(Exercise requirements)
Every line containing the string "data" is to be copied from the records.

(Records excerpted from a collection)

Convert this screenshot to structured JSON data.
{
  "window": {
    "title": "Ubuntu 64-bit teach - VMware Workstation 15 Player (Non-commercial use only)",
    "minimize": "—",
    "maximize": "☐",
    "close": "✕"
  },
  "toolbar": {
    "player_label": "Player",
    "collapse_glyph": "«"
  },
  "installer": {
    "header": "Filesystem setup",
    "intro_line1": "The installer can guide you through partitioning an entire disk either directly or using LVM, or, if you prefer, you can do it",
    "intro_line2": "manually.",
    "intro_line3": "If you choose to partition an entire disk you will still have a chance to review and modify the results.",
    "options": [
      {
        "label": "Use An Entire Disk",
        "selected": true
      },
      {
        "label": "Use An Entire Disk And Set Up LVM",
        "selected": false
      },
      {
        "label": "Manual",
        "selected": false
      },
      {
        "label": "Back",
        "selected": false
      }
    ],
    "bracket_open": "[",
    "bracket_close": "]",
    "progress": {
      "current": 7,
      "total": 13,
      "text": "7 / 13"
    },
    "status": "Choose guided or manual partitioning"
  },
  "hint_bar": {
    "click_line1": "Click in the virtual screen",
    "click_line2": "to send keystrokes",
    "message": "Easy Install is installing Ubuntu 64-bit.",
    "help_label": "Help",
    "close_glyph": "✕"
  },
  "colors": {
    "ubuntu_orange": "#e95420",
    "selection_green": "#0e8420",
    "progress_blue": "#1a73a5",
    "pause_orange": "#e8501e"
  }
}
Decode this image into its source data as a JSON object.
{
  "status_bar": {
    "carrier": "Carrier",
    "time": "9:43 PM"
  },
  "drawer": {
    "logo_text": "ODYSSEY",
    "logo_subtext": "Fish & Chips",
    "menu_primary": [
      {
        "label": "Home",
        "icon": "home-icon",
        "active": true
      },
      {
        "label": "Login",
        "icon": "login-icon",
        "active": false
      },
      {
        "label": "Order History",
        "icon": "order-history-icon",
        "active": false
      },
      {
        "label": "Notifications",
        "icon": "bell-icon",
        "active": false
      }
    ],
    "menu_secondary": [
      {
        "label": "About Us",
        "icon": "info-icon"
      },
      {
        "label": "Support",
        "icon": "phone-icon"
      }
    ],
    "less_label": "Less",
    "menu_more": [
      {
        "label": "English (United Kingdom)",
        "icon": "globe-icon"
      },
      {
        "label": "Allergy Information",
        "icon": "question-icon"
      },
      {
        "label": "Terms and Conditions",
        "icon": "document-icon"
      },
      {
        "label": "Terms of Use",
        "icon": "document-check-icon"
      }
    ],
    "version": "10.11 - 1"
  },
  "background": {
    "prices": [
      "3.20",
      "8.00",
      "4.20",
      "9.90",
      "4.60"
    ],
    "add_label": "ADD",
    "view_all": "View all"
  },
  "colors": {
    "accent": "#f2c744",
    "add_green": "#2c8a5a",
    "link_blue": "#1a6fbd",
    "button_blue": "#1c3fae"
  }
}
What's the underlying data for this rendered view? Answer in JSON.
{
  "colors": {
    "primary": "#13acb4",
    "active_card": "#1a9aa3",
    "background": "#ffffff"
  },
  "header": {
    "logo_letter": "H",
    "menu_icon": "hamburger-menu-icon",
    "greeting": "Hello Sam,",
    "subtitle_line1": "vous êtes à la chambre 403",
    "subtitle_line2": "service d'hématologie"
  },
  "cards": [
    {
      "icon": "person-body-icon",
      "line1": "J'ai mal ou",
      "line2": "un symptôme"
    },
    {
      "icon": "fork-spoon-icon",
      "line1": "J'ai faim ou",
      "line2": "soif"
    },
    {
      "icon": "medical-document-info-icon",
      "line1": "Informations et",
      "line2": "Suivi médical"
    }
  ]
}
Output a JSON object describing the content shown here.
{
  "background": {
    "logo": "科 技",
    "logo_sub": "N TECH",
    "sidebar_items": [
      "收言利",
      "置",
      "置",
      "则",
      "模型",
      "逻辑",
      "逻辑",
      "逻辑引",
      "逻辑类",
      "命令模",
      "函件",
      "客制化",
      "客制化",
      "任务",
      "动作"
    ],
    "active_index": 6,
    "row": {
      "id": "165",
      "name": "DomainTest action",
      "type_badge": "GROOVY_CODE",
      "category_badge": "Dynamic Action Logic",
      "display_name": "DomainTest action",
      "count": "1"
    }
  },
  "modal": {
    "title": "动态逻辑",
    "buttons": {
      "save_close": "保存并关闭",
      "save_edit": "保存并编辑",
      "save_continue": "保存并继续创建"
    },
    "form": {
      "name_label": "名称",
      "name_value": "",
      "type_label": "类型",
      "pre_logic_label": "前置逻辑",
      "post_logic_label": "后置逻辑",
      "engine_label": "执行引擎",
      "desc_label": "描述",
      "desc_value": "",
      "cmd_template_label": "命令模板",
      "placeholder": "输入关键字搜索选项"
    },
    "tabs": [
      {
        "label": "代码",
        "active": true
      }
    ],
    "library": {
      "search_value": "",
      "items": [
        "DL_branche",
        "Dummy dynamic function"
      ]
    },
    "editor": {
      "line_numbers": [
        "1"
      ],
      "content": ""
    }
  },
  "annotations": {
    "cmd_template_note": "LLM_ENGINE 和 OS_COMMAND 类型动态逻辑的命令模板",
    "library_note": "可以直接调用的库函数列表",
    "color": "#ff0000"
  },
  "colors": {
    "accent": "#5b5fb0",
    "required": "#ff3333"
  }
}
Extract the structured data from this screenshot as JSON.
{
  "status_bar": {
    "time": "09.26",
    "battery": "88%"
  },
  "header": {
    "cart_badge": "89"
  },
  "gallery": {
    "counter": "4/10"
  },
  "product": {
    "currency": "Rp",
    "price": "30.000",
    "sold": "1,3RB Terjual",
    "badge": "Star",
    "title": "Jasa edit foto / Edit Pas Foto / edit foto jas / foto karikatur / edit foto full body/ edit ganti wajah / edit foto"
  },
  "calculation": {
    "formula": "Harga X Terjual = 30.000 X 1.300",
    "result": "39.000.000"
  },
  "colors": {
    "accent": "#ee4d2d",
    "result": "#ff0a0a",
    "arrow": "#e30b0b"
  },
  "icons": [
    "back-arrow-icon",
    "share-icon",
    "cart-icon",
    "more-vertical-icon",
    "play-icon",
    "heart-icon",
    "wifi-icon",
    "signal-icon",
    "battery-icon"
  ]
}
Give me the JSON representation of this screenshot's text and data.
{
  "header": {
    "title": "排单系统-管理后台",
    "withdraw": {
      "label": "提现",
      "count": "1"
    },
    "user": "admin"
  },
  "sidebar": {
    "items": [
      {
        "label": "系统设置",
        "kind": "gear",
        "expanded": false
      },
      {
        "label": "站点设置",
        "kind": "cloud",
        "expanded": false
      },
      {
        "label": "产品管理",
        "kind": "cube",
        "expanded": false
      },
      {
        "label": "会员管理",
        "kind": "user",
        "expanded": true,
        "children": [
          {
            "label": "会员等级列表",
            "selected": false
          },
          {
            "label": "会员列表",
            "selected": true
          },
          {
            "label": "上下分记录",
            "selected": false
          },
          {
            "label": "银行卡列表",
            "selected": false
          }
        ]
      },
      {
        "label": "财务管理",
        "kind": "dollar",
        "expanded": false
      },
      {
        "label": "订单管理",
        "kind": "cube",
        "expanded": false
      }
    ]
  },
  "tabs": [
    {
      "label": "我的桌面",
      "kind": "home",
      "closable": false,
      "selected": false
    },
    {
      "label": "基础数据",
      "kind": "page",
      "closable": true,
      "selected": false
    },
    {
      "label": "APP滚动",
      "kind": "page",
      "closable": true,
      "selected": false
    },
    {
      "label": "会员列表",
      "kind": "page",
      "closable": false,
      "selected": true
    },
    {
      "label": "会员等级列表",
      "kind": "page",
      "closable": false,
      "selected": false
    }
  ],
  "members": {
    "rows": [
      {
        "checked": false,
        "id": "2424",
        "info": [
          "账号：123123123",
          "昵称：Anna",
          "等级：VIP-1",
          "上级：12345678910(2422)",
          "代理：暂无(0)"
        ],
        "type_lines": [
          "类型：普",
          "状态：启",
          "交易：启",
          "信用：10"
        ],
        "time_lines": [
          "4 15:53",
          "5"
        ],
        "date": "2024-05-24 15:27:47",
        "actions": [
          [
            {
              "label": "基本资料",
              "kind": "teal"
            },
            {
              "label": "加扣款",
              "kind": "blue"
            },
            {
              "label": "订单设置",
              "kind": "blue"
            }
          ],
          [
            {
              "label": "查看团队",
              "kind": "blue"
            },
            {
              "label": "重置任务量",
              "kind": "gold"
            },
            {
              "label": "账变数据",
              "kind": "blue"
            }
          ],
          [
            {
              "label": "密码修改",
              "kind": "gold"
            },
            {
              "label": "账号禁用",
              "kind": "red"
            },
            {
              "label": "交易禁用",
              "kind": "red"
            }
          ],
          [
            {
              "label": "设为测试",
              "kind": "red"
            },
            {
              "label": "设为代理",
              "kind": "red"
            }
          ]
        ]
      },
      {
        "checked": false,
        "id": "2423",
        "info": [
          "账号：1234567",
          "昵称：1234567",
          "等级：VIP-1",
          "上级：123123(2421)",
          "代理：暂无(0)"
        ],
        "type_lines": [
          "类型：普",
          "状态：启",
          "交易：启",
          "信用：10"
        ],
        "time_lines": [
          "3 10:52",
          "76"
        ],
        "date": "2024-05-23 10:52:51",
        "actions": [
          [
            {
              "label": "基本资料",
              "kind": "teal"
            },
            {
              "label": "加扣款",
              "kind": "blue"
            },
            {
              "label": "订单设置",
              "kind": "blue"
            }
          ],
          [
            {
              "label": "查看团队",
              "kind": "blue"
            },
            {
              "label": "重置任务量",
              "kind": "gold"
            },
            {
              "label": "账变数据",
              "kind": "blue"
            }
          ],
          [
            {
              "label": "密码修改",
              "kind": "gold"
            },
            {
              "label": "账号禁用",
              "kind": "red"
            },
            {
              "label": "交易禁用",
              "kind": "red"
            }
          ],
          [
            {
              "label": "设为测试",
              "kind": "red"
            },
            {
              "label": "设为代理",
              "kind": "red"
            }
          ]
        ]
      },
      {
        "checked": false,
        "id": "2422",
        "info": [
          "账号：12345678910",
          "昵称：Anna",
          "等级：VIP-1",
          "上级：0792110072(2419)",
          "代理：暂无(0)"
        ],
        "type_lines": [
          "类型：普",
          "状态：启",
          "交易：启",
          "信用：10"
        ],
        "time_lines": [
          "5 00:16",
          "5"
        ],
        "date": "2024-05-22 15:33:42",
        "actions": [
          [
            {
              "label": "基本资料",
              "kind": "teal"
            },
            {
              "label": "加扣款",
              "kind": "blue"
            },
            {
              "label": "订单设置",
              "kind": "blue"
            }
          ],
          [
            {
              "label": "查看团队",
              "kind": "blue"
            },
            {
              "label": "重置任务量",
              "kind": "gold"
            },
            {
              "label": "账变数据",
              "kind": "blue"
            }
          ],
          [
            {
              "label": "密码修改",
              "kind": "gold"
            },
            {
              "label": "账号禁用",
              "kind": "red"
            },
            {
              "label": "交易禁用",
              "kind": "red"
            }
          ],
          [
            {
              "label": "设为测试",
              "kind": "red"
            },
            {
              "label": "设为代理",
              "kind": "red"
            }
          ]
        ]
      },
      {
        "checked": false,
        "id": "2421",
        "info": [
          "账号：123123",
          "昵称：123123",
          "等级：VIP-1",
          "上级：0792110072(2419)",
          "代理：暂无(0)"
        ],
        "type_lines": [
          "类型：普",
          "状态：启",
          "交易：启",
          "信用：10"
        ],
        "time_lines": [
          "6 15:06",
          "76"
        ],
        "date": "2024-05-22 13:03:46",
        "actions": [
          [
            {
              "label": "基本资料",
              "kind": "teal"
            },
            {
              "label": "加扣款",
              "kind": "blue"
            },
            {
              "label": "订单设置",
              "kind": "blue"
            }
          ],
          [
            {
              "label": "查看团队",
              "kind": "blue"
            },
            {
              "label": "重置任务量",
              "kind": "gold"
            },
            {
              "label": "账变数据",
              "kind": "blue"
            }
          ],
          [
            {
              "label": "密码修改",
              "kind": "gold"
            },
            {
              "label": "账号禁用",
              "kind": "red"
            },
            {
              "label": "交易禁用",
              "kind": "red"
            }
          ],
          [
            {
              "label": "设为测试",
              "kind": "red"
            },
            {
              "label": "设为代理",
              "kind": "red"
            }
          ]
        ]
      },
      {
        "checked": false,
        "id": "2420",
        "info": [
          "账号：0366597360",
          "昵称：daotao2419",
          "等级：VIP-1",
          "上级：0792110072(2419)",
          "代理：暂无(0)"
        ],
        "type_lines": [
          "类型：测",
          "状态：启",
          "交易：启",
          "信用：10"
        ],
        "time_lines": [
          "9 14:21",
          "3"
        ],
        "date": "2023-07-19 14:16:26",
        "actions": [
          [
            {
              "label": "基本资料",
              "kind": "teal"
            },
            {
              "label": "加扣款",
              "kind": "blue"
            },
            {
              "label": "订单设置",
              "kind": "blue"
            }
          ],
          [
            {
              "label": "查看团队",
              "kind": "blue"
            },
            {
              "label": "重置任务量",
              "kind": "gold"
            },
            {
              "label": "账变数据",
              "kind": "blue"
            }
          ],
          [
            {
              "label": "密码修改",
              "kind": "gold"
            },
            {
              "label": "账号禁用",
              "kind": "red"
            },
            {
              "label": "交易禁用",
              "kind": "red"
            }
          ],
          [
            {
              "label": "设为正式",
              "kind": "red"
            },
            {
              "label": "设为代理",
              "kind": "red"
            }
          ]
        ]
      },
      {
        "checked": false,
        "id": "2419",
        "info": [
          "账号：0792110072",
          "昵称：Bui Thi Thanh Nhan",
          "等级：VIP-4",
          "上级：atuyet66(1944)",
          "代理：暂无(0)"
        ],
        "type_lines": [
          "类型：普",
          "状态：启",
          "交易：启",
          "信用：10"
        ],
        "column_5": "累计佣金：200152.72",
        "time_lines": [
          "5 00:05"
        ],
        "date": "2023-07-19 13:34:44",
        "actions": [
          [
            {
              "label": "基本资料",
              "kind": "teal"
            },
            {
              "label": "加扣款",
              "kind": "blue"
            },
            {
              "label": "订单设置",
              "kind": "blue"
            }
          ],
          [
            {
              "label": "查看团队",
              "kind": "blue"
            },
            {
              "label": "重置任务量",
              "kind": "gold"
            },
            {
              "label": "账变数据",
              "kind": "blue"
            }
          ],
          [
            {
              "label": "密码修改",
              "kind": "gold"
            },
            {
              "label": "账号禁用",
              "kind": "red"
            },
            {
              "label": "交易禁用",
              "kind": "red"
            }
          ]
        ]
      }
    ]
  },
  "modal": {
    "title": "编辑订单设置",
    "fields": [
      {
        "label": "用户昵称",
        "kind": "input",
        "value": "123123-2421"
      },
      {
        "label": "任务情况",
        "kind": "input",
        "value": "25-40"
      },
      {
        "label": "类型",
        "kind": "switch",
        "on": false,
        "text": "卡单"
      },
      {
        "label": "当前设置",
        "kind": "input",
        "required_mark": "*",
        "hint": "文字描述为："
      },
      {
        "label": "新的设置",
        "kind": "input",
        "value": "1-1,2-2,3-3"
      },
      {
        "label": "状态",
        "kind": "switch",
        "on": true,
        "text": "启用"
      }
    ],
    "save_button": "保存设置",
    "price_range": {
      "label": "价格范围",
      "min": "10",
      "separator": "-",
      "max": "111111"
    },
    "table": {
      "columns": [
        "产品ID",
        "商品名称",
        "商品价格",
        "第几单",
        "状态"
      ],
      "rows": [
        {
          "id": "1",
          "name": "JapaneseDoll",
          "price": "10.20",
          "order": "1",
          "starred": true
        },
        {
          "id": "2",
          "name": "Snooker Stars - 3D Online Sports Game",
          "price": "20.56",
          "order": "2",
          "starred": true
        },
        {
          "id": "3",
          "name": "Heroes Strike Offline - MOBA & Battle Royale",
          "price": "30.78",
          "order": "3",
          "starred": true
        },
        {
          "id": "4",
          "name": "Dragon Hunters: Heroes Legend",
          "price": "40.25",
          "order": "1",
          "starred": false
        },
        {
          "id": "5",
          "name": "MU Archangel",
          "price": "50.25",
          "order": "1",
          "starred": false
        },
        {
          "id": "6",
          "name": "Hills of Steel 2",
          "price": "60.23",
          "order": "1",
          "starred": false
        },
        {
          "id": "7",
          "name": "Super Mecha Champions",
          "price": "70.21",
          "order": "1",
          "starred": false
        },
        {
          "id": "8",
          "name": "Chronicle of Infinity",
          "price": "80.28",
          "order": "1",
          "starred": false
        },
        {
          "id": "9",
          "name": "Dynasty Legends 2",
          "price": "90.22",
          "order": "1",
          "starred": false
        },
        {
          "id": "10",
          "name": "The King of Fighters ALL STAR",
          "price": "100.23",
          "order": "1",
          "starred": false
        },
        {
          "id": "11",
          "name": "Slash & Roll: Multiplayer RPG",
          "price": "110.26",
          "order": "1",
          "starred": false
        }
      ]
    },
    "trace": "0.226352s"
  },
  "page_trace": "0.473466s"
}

(Written answer)
Convert this screenshot to structured JSON data.
Decode this image into its source data as a JSON object.
What's the underlying data for this rendered view? Answer in JSON.
Extract the structured data from this screenshot as JSON.
Give me the JSON representation of this screenshot's text and data.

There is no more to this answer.